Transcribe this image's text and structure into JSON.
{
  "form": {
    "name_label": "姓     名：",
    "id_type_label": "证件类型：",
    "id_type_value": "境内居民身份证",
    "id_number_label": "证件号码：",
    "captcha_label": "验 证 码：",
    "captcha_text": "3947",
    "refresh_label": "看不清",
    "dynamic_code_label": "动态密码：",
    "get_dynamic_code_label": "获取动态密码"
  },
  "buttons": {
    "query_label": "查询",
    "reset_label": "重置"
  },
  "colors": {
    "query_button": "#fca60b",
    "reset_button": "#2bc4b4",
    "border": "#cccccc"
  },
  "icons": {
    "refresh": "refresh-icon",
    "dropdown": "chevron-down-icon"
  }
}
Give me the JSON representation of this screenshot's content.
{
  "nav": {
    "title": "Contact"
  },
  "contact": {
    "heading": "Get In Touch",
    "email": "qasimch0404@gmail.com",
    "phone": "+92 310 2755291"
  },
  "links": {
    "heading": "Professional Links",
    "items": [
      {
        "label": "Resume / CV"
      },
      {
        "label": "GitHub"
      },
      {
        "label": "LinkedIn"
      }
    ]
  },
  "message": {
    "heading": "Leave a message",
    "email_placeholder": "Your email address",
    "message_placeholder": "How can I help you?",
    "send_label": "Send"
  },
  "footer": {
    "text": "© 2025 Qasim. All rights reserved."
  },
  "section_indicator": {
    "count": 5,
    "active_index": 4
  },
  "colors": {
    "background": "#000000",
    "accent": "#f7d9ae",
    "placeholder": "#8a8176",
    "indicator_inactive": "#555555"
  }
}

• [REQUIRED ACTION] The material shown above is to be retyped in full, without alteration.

• [ANSWER FOR THE TASK]
Transcribe this image's text and structure into JSON.
{
  "form": {
    "name_label": "姓     名：",
    "id_type_label": "证件类型：",
    "id_type_value": "境内居民身份证",
    "id_number_label": "证件号码：",
    "captcha_label": "验 证 码：",
    "captcha_text": "3947",
    "refresh_label": "看不清",
    "dynamic_code_label": "动态密码：",
    "get_dynamic_code_label": "获取动态密码"
  },
  "buttons": {
    "query_label": "查询",
    "reset_label": "重置"
  },
  "colors": {
    "query_button": "#fca60b",
    "reset_button": "#2bc4b4",
    "border": "#cccccc"
  },
  "icons": {
    "refresh": "refresh-icon",
    "dropdown": "chevron-down-icon"
  }
}
Give me the JSON representation of this screenshot's content.
{
  "nav": {
    "title": "Contact"
  },
  "contact": {
    "heading": "Get In Touch",
    "email": "qasimch0404@gmail.com",
    "phone": "+92 310 2755291"
  },
  "links": {
    "heading": "Professional Links",
    "items": [
      {
        "label": "Resume / CV"
      },
      {
        "label": "GitHub"
      },
      {
        "label": "LinkedIn"
      }
    ]
  },
  "message": {
    "heading": "Leave a message",
    "email_placeholder": "Your email address",
    "message_placeholder": "How can I help you?",
    "send_label": "Send"
  },
  "footer": {
    "text": "© 2025 Qasim. All rights reserved."
  },
  "section_indicator": {
    "count": 5,
    "active_index": 4
  },
  "colors": {
    "background": "#000000",
    "accent": "#f7d9ae",
    "placeholder": "#8a8176",
    "indicator_inactive": "#555555"
  }
}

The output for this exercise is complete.